Richard Alba grew up in the Bronx in the 1940s and 1950s. Today he is a Distinguished Professor of Sociology at the Graduate Center of the City University of New York. His most recent book is Blurring the Color Line: The New Chance for a More Integrated America. Read on to learn more about him.
Q. What inspires you?
A. There are intellectual challenges that have real world consequences – and I actually do feel inspired much of the time.
Q. What music have you listened to today?
A. There has been no music, except the music in the hotel, kind of new-world stuff. Normally I listen to classical music, a lot of opera.
Q. What is your favorite way to procrastinate?
A. I’m often doing three different things simultaneously, and I’ll move from one or the other. But when I’m really procrastinating, I’ll get on the web.
Q. What is your greatest extravagance?
A. At the moment I have three different residences. We have the house where we raised our children, the country house we love to go to, and now I live in New York City.
Q. When you were a child, what did you want to be when you grew up?
A. I wanted to be a shortstop for the New York Yankees. I grew up at a time when the Yankees were the dominant force in baseball. I was very much like their shortstop, who was short, a great fielder and a terrible hitter.
Q. What is your most prized material possession?
A. Our country house. It’s a wonderful setting. We relax and see all sorts of natural things that we don’t normally see.
Q. What teacher or professor changed your life?
A. What changed my life was something at a university, but not so much a teacher or professor – the 1969 uprising at Columbia, which made me see how much of what I took for granted was actually a matter of social convention.

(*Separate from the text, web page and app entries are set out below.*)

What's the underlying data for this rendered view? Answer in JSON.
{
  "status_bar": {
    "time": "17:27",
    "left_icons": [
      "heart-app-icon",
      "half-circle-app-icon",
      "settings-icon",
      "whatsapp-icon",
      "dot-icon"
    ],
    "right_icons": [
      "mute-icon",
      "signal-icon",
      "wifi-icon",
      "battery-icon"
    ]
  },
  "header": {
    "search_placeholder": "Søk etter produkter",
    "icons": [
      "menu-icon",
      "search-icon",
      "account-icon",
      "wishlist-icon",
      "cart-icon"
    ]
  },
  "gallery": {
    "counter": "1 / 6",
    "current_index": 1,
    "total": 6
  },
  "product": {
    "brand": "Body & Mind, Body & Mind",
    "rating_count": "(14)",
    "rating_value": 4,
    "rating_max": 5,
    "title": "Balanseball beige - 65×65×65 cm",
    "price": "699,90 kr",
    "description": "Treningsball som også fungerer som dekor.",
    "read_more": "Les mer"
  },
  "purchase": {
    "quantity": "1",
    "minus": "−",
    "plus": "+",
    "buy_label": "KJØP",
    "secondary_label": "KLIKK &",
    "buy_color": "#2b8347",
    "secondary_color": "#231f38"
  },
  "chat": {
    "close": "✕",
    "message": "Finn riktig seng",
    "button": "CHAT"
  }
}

It led me to sociology.
Q. Who is the one person living or dead you would most like to meet for dinner?
A. I’d say Mahatma Gandhi, but he probably doesn’t eat much so it might not be a great dinner.
*Photo by Allison Glenn.